Five months ago, ski jumper Sarah Hendrickson crashed in a training session, tearing the ACL and MCL off the bone and damaging 80 percent of her meniscus.
No way to be back in time for the Sochi Games, right?
Turns out, Hendrickson's a very fast healer.
The 19-year-old from Park City, Utah, had surgery to repair her right knee on Aug. 29, returned to jumping on Jan. 11 and was named to the U.S. team last week as women's ski jumping makes its Olympics debut. Lindsey Van and Jessica Jerome also made the squad.
"It's a miracle, kind of," Hendrickson said of her quick return. "You never know how your body is going to react to that. Luckily, my body responded well. I was able to get strength back and everything working again."
Hendrickson, the reigning world champion, has no time to squeeze in any competitions before the Olympics. She said she's still confident. After all, she has won 13 World Cup events since 2011 and figures to be in the medal mix in Russia.
First, though, she had to get over the mental barrier of her crash, which happened in Germany when she overshot her intended landing area. On her first jump back, Hendrickson stared down the hill in Park City, trying to calm her emotions.
"Sitting there, the doubts just run through your head. Everything from, 'Do I remember how to ski jump?' to 'Is my ACL going to completely pop when I land?' " said Hendrickson, who spent nearly six hours a day in the gym getting her knee back into shape. "But I had to be confident that the hard training would pay off. I had to trust that."
She landed that first jump just fine, and her confidence was restored.
"I was like, 'Okay, now I can do my normal thing,' " she said.
NO VONN IN SOCHI: Defending downhill champion Lindsey Vonn ended any speculation that she might show up in Russia by sending a tweet from her Twitter account that read, "I won't be in Sochi but I will be rooting for Team USA all the way!"

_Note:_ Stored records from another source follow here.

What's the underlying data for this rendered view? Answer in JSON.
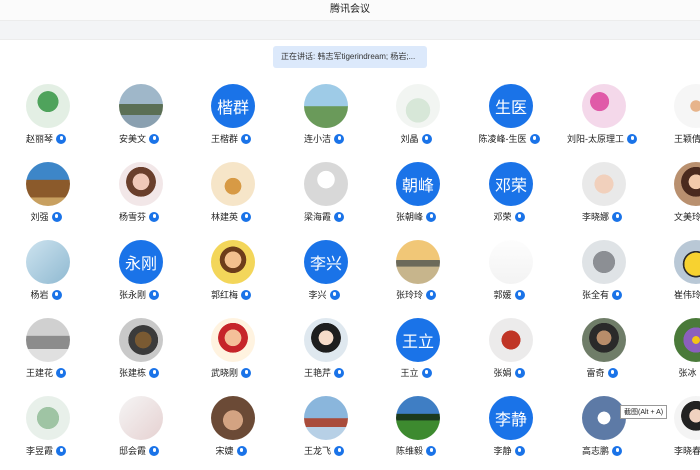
{
  "window": {
    "title": "腾讯会议"
  },
  "speaking": {
    "text": "正在讲话: 韩志军tigerindream; 杨岩;..."
  },
  "tooltip": {
    "text": "截图(Alt + A)"
  },
  "colors": {
    "accent": "#1a73e8",
    "speaker_bg": "#dce9fb"
  },
  "rows": [
    [
      {
        "name": "赵丽琴",
        "avatar_text": "",
        "img": "plant"
      },
      {
        "name": "安美文",
        "avatar_text": "",
        "img": "lake"
      },
      {
        "name": "王楷群",
        "avatar_text": "楷群",
        "img": ""
      },
      {
        "name": "连小洁",
        "avatar_text": "",
        "img": "sky"
      },
      {
        "name": "刘晶",
        "avatar_text": "",
        "img": "white"
      },
      {
        "name": "陈凌峰-生医",
        "avatar_text": "生医",
        "img": ""
      },
      {
        "name": "刘阳-太原理工",
        "avatar_text": "",
        "img": "orchid"
      },
      {
        "name": "王颖倩",
        "avatar_text": "",
        "img": "figure"
      }
    ],
    [
      {
        "name": "刘强",
        "avatar_text": "",
        "img": "horse"
      },
      {
        "name": "杨雪芬",
        "avatar_text": "",
        "img": "girl"
      },
      {
        "name": "林建英",
        "avatar_text": "",
        "img": "tea"
      },
      {
        "name": "梁海霞",
        "avatar_text": "",
        "img": "draw"
      },
      {
        "name": "张朝峰",
        "avatar_text": "朝峰",
        "img": ""
      },
      {
        "name": "邓荣",
        "avatar_text": "邓荣",
        "img": ""
      },
      {
        "name": "李晓娜",
        "avatar_text": "",
        "img": "baby"
      },
      {
        "name": "文美玲",
        "avatar_text": "",
        "img": "woman"
      }
    ],
    [
      {
        "name": "杨岩",
        "avatar_text": "",
        "img": "map"
      },
      {
        "name": "张永刚",
        "avatar_text": "永刚",
        "img": ""
      },
      {
        "name": "郭红梅",
        "avatar_text": "",
        "img": "cartoon"
      },
      {
        "name": "李兴",
        "avatar_text": "李兴",
        "img": ""
      },
      {
        "name": "张玲玲",
        "avatar_text": "",
        "img": "sunset"
      },
      {
        "name": "郭媛",
        "avatar_text": "",
        "img": "family"
      },
      {
        "name": "张全有",
        "avatar_text": "",
        "img": "cat"
      },
      {
        "name": "崔伟玲",
        "avatar_text": "",
        "img": "pika"
      }
    ],
    [
      {
        "name": "王建花",
        "avatar_text": "",
        "img": "cars"
      },
      {
        "name": "张建栋",
        "avatar_text": "",
        "img": "speaker"
      },
      {
        "name": "武晓刚",
        "avatar_text": "",
        "img": "boy"
      },
      {
        "name": "王艳芹",
        "avatar_text": "",
        "img": "anime"
      },
      {
        "name": "王立",
        "avatar_text": "王立",
        "img": ""
      },
      {
        "name": "张娟",
        "avatar_text": "",
        "img": "dragon"
      },
      {
        "name": "雷奇",
        "avatar_text": "",
        "img": "man"
      },
      {
        "name": "张冰",
        "avatar_text": "",
        "img": "flower"
      }
    ],
    [
      {
        "name": "李昱霞",
        "avatar_text": "",
        "img": "succulent"
      },
      {
        "name": "邸会霞",
        "avatar_text": "",
        "img": "art"
      },
      {
        "name": "宋婕",
        "avatar_text": "",
        "img": "hand"
      },
      {
        "name": "王龙飞",
        "avatar_text": "",
        "img": "tower"
      },
      {
        "name": "陈维毅",
        "avatar_text": "",
        "img": "field"
      },
      {
        "name": "李静",
        "avatar_text": "李静",
        "img": ""
      },
      {
        "name": "高志鹏",
        "avatar_text": "",
        "img": "bird"
      },
      {
        "name": "李晓春",
        "avatar_text": "",
        "img": "lady"
      }
    ]
  ]
}
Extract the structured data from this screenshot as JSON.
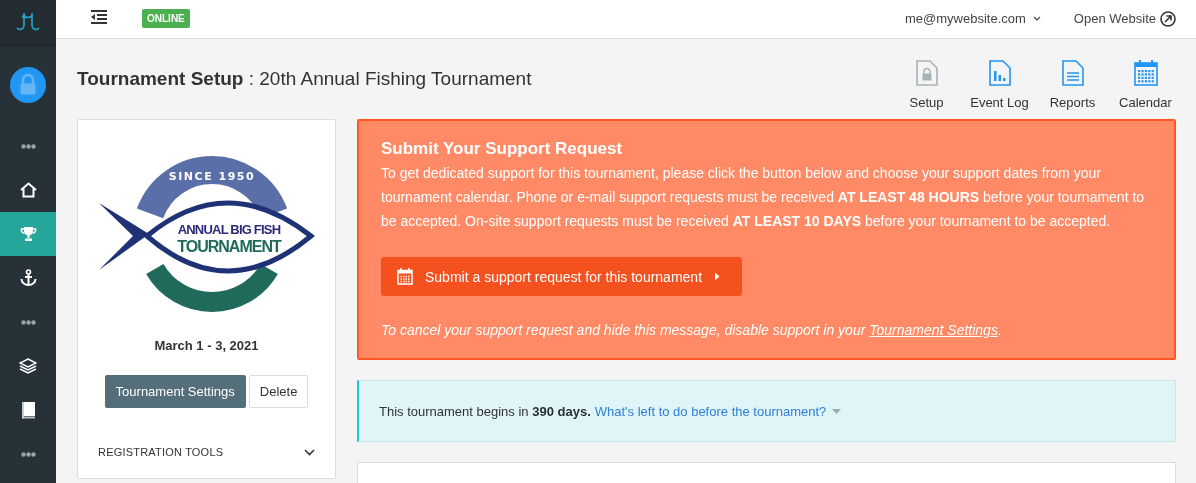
{
  "sidebar": {
    "items": [
      {
        "kind": "avatar",
        "selected": false
      },
      {
        "kind": "more",
        "selected": false
      },
      {
        "kind": "home",
        "selected": false
      },
      {
        "kind": "trophy",
        "selected": true
      },
      {
        "kind": "anchor",
        "selected": false
      },
      {
        "kind": "more",
        "selected": false
      },
      {
        "kind": "layers",
        "selected": false
      },
      {
        "kind": "book",
        "selected": false
      },
      {
        "kind": "more",
        "selected": false
      }
    ]
  },
  "header": {
    "status": "ONLINE",
    "account": "me@mywebsite.com",
    "open_website": "Open Website"
  },
  "page_title": {
    "label": "Tournament Setup",
    "name": " : 20th Annual Fishing Tournament"
  },
  "toolbar": [
    {
      "kind": "setup",
      "label": "Setup",
      "disabled": true
    },
    {
      "kind": "log",
      "label": "Event Log",
      "disabled": false
    },
    {
      "kind": "reports",
      "label": "Reports",
      "disabled": false
    },
    {
      "kind": "calendar",
      "label": "Calendar",
      "disabled": false
    }
  ],
  "event_card": {
    "logo": {
      "arc_text": "SINCE 1950",
      "line_1": "ANNUAL BIG FISH",
      "line_2": "TOURNAMENT"
    },
    "dates": "March 1 - 3, 2021",
    "buttons": [
      {
        "kind": "primary",
        "label": "Tournament Settings"
      },
      {
        "kind": "plain",
        "label": "Delete"
      }
    ],
    "section": {
      "label": "REGISTRATION TOOLS",
      "expanded": false
    }
  },
  "support_alert": {
    "title": "Submit Your Support Request",
    "body": "To get dedicated support for this tournament, please click the button below and choose your support dates from your tournament calendar. Phone or e-mail support requests must be received **AT LEAST 48 HOURS** before your tournament to be accepted. On-site support requests must be received **AT LEAST 10 DAYS** before your tournament to be accepted.",
    "button": "Submit a support request for this tournament",
    "cancel_note": "To cancel your support request and hide this message, disable support in your ",
    "cancel_link": "Tournament Settings",
    "cancel_end": "."
  },
  "info_bar": {
    "text": "This tournament begins in **390 days.**",
    "link": "What's left to do before the tournament?"
  }
}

Vonn recently had another surgery to fix her right knee. U.S. speed coach Chip White likes the idea of Vonn laying low and recuperating.
"Stay home and take care of herself," he said, "because we're looking forward to having her return."
PREPPING FOR COLD: Zipping down a slope at upward of 65 mph just adds to the chill for Alpine skiers. So they'll be prepared.
Ski racers use various methods to fight the freeze, particularly for their faces. Some use Vaseline to protect their skin from the wind. Others use athletic tape to cover up, attaching it to cheeks, chins, foreheads.
One member of the U.S. Ski Team revealed another trick: borrowing a hair dryer from the hotel and bringing it to the mountain. Plug it in, turn it on, and — voila! — extra heat.
AROUND THE RINGS: The British Olympic Association has selected 19 skiers and snowboarders for the squad, including skier Chemmy Alcott, who's returning to form after breaking her right leg during preseason training. … British bobsledder John Jackson recovered from a ruptured Achilles he suffered in July in time to make the Sochi team.